- **Task description**
Output all of the entries beneath, exactly as written.

- **Provided records**

=====

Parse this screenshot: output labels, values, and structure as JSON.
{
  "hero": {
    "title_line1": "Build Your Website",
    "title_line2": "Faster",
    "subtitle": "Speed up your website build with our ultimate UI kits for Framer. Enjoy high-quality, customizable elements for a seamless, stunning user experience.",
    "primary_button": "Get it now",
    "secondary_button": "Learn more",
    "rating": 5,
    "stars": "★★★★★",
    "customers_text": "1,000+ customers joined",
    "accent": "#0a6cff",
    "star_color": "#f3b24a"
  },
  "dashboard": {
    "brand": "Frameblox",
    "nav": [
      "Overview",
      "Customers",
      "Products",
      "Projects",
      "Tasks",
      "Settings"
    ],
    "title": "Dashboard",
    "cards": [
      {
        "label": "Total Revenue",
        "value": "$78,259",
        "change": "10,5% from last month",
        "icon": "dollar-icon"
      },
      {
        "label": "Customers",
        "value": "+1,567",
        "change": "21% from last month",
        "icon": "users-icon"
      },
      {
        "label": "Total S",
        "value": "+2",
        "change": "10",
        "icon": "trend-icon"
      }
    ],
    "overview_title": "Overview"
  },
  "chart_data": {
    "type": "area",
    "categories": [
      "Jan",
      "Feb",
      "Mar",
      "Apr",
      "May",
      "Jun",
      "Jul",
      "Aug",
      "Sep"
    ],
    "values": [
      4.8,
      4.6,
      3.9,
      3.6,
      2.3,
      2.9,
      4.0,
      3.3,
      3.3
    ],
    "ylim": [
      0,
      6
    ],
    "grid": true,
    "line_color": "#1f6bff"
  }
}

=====

- **Expected answer**
Parse this screenshot: output labels, values, and structure as JSON.
{
  "hero": {
    "title_line1": "Build Your Website",
    "title_line2": "Faster",
    "subtitle": "Speed up your website build with our ultimate UI kits for Framer. Enjoy high-quality, customizable elements for a seamless, stunning user experience.",
    "primary_button": "Get it now",
    "secondary_button": "Learn more",
    "rating": 5,
    "stars": "★★★★★",
    "customers_text": "1,000+ customers joined",
    "accent": "#0a6cff",
    "star_color": "#f3b24a"
  },
  "dashboard": {
    "brand": "Frameblox",
    "nav": [
      "Overview",
      "Customers",
      "Products",
      "Projects",
      "Tasks",
      "Settings"
    ],
    "title": "Dashboard",
    "cards": [
      {
        "label": "Total Revenue",
        "value": "$78,259",
        "change": "10,5% from last month",
        "icon": "dollar-icon"
      },
      {
        "label": "Customers",
        "value": "+1,567",
        "change": "21% from last month",
        "icon": "users-icon"
      },
      {
        "label": "Total S",
        "value": "+2",
        "change": "10",
        "icon": "trend-icon"
      }
    ],
    "overview_title": "Overview"
  },
  "chart_data": {
    "type": "area",
    "categories": [
      "Jan",
      "Feb",
      "Mar",
      "Apr",
      "May",
      "Jun",
      "Jul",
      "Aug",
      "Sep"
    ],
    "values": [
      4.8,
      4.6,
      3.9,
      3.6,
      2.3,
      2.9,
      4.0,
      3.3,
      3.3
    ],
    "ylim": [
      0,
      6
    ],
    "grid": true,
    "line_color": "#1f6bff"
  }
}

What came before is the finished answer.